One of the most contentious matters when parents divorce is how the children's expenses will be split. Even if one parent has to pay child support, there is still a possibility that there will be other expenses like school supplies or fees for extracurricular activities that will need to be divided between the parents.
In order to minimize potential problems later, it is important to have clear plans for these expenses outlined in the child custody and support orders.
What expenses are shared?
You and your ex need a detailed outline addressing who is responsible for which expenses. Some of the more common costs split between parents are school tuition, extracurricular activity fees and out-of-pocket medical expenses. For example, medical expenses and school costs might be a 50-50 split, but extracurricular activity fees might fall primarily on the parent who signs the child up for the activity.
Are there limits to what is shared?
You should also set a standard for which expenses you can include without the other parent's approval. For example, you might set a $100 limit so that anything over that amount needs to be approved by both parents.
When will reimbursement occur?
Not all reimbursement needs to happen right away. You might settle up once a month, quarterly or annually. It is important to determine how re0payments will occur. For example, will you each tally what you owe and pay each other? Or, will you tally everything up and figure out the difference in totals and then one parent pay the other based on that?
What documentation is needed?
Determine now what documentation is needed. Do all expenses need proof or is there a minimum amount to require this? If you do need to provide proof of an expense, you might want to send those to your ex via email or an information sharing app right away. This reduces the chance that you will forget about it or lose the receipt.
What happens if there is a dispute?

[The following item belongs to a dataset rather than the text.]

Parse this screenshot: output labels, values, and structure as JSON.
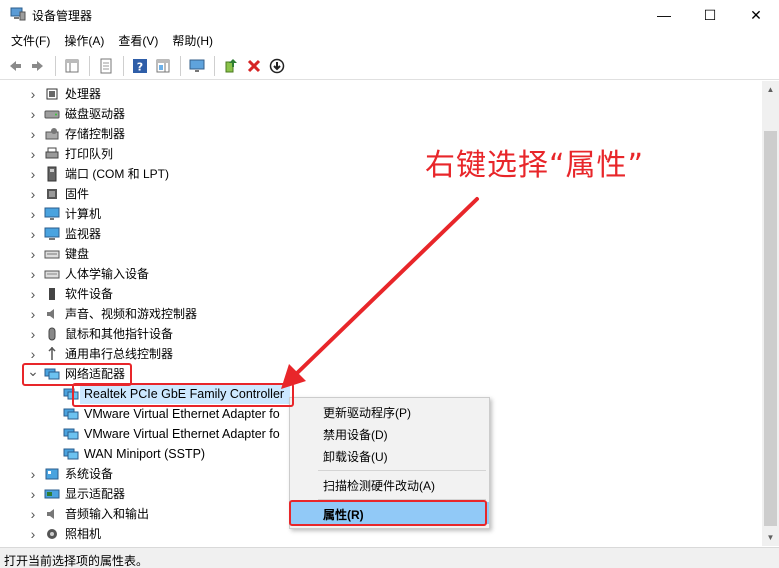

There might be times when shared expenses are disputed. Make sure that your agreement has a clear process for resolution. There is a chance that you might have to go to court to settle matters if you and your ex can't reach accord.